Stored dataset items
##############################
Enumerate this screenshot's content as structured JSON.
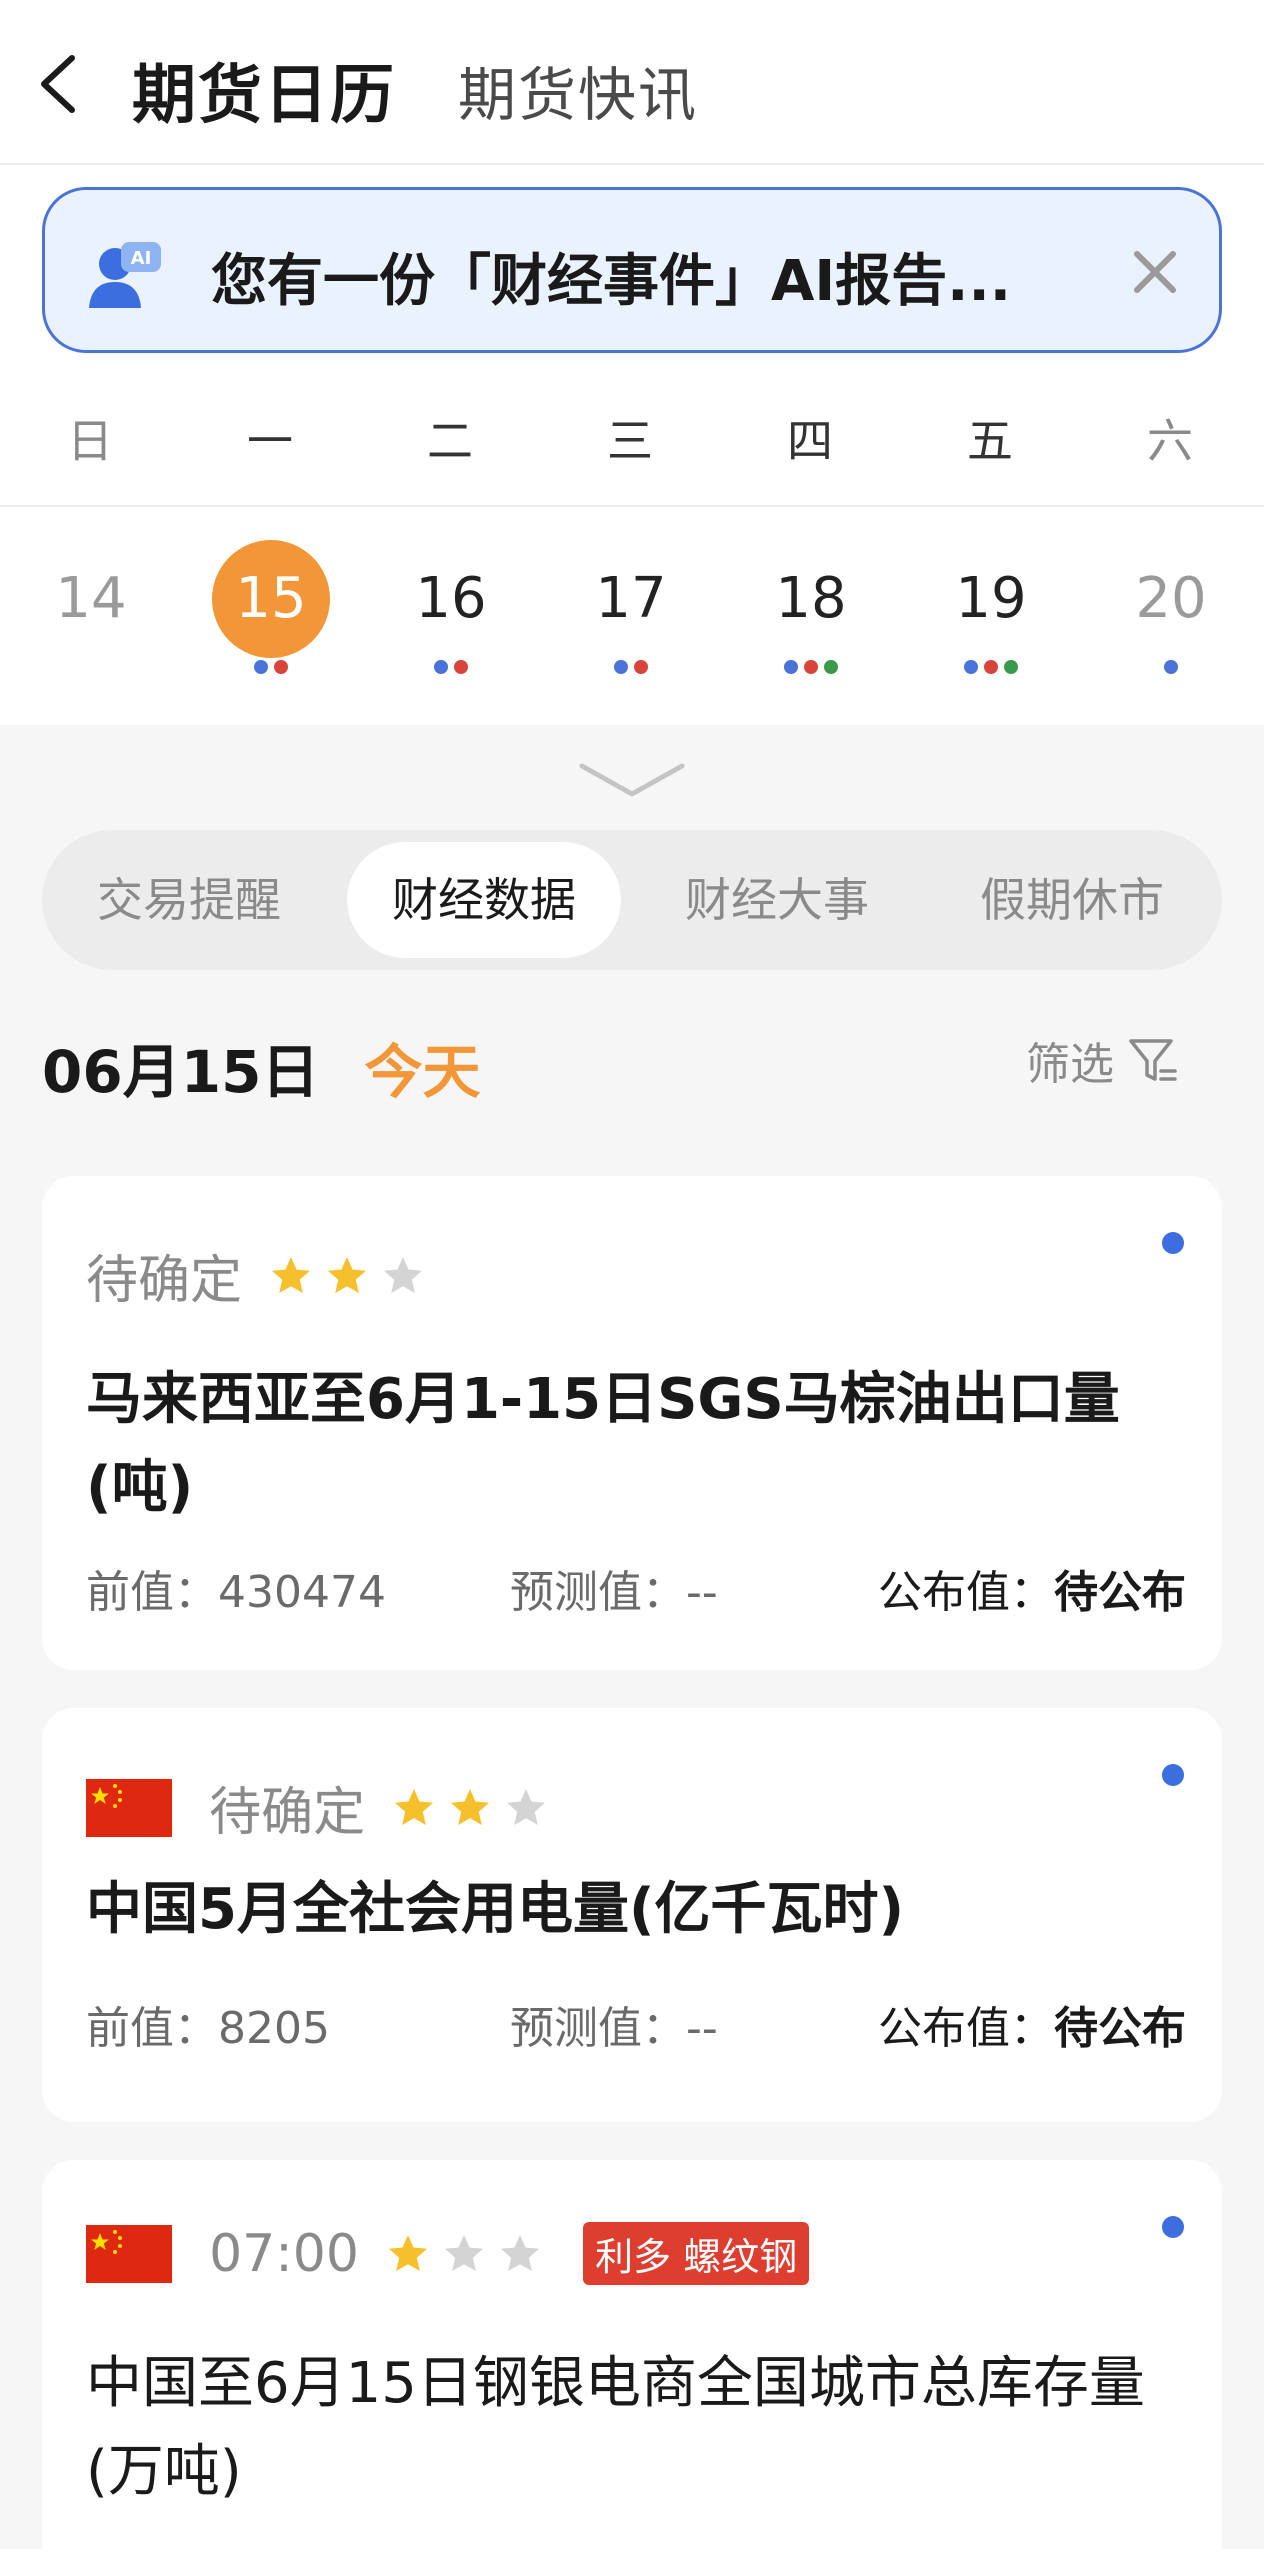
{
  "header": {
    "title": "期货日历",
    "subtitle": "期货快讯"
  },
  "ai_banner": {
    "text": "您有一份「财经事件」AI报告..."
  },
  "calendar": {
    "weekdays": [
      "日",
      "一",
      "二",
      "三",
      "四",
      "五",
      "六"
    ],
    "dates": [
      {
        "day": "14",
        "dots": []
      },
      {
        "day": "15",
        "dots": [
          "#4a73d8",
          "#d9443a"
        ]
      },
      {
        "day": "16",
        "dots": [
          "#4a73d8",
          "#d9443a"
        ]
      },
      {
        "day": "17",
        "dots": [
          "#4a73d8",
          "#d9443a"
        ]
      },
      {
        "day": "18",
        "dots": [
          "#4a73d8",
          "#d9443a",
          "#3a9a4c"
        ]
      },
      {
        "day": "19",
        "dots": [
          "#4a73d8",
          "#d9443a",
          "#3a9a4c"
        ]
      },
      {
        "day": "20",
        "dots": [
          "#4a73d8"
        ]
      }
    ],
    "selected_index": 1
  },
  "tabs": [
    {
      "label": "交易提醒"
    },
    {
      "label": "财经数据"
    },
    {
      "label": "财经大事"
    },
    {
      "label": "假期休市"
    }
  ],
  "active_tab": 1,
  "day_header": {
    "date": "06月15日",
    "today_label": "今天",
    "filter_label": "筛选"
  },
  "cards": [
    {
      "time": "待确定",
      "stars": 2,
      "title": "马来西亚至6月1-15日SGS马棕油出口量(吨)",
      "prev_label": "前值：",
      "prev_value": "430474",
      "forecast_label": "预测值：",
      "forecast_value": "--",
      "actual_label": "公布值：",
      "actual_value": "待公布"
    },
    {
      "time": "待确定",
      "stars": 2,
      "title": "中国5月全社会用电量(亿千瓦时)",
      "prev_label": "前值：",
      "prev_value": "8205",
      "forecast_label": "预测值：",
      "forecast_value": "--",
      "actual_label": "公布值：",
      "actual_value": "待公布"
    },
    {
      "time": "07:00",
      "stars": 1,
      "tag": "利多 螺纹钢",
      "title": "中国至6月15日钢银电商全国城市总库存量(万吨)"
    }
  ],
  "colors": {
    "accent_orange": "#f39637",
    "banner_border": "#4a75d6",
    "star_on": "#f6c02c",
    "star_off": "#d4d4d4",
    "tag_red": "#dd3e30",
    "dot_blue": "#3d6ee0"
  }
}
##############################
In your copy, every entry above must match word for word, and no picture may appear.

Enumerate this screenshot's content as structured JSON.
{
  "header": {
    "title": "期货日历",
    "subtitle": "期货快讯"
  },
  "ai_banner": {
    "text": "您有一份「财经事件」AI报告..."
  },
  "calendar": {
    "weekdays": [
      "日",
      "一",
      "二",
      "三",
      "四",
      "五",
      "六"
    ],
    "dates": [
      {
        "day": "14",
        "dots": []
      },
      {
        "day": "15",
        "dots": [
          "#4a73d8",
          "#d9443a"
        ]
      },
      {
        "day": "16",
        "dots": [
          "#4a73d8",
          "#d9443a"
        ]
      },
      {
        "day": "17",
        "dots": [
          "#4a73d8",
          "#d9443a"
        ]
      },
      {
        "day": "18",
        "dots": [
          "#4a73d8",
          "#d9443a",
          "#3a9a4c"
        ]
      },
      {
        "day": "19",
        "dots": [
          "#4a73d8",
          "#d9443a",
          "#3a9a4c"
        ]
      },
      {
        "day": "20",
        "dots": [
          "#4a73d8"
        ]
      }
    ],
    "selected_index": 1
  },
  "tabs": [
    {
      "label": "交易提醒"
    },
    {
      "label": "财经数据"
    },
    {
      "label": "财经大事"
    },
    {
      "label": "假期休市"
    }
  ],
  "active_tab": 1,
  "day_header": {
    "date": "06月15日",
    "today_label": "今天",
    "filter_label": "筛选"
  },
  "cards": [
    {
      "time": "待确定",
      "stars": 2,
      "title": "马来西亚至6月1-15日SGS马棕油出口量(吨)",
      "prev_label": "前值：",
      "prev_value": "430474",
      "forecast_label": "预测值：",
      "forecast_value": "--",
      "actual_label": "公布值：",
      "actual_value": "待公布"
    },
    {
      "time": "待确定",
      "stars": 2,
      "title": "中国5月全社会用电量(亿千瓦时)",
      "prev_label": "前值：",
      "prev_value": "8205",
      "forecast_label": "预测值：",
      "forecast_value": "--",
      "actual_label": "公布值：",
      "actual_value": "待公布"
    },
    {
      "time": "07:00",
      "stars": 1,
      "tag": "利多 螺纹钢",
      "title": "中国至6月15日钢银电商全国城市总库存量(万吨)"
    }
  ],
  "colors": {
    "accent_orange": "#f39637",
    "banner_border": "#4a75d6",
    "star_on": "#f6c02c",
    "star_off": "#d4d4d4",
    "tag_red": "#dd3e30",
    "dot_blue": "#3d6ee0"
  }
}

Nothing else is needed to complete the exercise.